Taking the records line by line, how many lines contain the word "this"? Answer with the number only.

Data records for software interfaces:
[Start of Attachment]
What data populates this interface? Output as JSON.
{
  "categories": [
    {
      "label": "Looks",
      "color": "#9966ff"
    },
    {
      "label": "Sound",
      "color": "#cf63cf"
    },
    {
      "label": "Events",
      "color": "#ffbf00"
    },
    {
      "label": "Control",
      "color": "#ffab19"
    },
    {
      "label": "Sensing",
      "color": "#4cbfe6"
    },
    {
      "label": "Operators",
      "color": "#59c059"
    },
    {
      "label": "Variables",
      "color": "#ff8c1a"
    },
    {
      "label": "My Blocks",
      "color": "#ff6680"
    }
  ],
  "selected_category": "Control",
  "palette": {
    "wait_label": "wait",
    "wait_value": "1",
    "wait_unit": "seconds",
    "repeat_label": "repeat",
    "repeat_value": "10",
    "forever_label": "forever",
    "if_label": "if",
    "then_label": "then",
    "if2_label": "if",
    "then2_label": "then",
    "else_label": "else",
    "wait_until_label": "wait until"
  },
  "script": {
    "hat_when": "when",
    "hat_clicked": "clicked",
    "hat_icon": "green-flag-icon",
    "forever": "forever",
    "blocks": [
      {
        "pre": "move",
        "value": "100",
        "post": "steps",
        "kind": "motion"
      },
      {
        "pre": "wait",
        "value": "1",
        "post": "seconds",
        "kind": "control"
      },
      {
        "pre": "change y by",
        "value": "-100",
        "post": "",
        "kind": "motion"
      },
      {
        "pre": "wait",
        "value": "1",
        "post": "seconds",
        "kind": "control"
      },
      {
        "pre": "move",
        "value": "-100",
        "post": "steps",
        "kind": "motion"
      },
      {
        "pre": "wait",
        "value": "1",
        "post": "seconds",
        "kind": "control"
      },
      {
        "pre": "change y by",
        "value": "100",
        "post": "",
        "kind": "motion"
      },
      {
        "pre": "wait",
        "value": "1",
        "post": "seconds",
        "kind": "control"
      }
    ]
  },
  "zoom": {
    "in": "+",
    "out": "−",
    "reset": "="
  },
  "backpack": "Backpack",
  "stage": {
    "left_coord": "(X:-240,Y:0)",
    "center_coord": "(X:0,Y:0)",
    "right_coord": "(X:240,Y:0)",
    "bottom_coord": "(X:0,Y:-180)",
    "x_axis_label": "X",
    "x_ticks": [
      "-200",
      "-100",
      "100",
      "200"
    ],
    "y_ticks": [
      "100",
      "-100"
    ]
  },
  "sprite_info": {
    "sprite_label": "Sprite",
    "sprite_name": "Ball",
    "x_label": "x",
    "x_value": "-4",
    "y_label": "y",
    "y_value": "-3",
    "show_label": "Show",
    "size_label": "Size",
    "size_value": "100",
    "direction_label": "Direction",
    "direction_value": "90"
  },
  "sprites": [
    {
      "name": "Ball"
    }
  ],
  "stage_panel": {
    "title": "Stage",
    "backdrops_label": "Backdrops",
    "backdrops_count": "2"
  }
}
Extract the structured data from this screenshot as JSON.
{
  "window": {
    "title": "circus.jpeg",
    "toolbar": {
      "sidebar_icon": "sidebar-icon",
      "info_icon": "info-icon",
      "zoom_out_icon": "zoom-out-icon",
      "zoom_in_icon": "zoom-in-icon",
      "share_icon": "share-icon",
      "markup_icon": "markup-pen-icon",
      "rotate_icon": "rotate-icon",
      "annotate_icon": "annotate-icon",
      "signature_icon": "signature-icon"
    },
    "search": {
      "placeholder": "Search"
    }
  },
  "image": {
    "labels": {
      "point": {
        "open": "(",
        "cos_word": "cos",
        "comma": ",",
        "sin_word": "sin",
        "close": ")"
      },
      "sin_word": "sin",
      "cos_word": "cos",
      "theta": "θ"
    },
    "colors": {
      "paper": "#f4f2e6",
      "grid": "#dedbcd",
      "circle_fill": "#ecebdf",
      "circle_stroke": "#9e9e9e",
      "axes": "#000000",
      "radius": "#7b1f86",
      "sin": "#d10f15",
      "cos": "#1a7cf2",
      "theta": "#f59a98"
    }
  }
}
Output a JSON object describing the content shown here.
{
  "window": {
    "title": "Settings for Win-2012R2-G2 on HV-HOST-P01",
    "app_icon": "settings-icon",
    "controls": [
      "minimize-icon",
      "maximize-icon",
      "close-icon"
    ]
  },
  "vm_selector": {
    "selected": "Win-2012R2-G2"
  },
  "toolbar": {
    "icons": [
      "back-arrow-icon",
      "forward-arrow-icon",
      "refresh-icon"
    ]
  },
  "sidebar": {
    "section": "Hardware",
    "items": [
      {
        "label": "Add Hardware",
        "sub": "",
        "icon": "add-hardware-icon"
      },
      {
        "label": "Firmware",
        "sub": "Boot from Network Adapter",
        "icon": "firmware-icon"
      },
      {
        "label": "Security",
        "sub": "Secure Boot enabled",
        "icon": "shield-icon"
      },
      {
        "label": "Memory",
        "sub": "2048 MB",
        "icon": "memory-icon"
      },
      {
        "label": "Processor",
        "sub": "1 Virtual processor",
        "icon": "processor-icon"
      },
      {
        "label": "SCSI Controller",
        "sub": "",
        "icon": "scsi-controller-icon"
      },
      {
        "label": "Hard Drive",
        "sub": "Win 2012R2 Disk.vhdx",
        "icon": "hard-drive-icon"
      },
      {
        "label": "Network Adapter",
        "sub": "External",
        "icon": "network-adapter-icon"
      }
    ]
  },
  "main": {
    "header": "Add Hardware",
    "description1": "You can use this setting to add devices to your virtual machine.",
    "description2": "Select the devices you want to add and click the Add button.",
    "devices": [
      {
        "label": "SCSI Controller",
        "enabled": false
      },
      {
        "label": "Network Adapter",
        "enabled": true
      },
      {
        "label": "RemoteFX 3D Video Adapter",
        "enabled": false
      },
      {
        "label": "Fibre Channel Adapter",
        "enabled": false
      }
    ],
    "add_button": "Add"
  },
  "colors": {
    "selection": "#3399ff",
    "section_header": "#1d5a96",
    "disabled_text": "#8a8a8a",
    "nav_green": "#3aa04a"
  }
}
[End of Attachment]
● Task result
3